Task description: Please copy each line of the data that includes the string "text".

Data records
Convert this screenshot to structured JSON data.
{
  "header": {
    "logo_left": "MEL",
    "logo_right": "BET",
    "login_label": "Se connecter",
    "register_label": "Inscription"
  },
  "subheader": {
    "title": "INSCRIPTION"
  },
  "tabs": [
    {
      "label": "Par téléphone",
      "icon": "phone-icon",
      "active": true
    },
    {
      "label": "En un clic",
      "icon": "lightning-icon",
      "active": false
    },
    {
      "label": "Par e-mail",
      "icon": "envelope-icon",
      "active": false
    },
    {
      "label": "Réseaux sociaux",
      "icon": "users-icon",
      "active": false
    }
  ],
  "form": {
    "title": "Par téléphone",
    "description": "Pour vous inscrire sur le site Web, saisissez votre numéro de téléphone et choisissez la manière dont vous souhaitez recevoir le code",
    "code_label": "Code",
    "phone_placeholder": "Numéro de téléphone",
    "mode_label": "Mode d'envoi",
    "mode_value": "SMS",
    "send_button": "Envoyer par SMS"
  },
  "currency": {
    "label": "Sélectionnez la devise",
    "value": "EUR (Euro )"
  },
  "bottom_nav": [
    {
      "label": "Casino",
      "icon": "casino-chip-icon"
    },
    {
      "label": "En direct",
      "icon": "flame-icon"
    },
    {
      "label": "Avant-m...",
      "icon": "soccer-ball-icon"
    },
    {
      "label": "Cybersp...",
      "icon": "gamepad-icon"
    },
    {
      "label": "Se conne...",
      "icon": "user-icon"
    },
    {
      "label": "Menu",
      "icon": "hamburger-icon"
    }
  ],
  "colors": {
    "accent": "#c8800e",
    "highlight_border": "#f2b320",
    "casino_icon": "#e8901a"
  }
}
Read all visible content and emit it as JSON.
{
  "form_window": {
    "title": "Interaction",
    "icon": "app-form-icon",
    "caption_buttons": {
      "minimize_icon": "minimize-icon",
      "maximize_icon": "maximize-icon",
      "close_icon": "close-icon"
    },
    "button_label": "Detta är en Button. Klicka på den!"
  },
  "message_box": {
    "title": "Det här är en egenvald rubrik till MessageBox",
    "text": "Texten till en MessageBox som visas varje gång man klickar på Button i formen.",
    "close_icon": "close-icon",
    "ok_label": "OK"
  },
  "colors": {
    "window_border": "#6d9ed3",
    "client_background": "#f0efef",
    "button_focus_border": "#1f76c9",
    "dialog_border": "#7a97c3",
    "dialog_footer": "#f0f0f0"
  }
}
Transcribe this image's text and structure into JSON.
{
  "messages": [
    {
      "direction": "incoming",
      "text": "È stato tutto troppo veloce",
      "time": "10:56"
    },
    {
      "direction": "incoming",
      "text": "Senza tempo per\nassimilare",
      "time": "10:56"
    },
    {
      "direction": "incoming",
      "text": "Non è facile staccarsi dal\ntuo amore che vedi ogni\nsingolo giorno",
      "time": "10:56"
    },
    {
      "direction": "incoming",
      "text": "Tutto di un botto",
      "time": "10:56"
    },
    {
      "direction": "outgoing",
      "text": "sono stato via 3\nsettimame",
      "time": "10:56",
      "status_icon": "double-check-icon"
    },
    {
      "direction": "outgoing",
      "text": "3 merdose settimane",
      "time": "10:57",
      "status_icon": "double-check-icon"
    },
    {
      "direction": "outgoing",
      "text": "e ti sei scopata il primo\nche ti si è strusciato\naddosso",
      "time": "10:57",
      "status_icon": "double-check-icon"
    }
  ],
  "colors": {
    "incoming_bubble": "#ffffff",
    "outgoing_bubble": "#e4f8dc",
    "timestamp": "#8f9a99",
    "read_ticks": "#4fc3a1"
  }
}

Answer for the task:
    "text": "Texten till en MessageBox som visas varje gång man klickar på Button i formen.",
Transcribe this image's text and structure into JSON.
      "text": "È stato tutto troppo veloce",
      "text": "Senza tempo per\nassimilare",
      "text": "Non è facile staccarsi dal\ntuo amore che vedi ogni\nsingolo giorno",
      "text": "Tutto di un botto",
      "text": "sono stato via 3\nsettimame",
      "text": "3 merdose settimane",
      "text": "e ti sei scopata il primo\nche ti si è strusciato\naddosso",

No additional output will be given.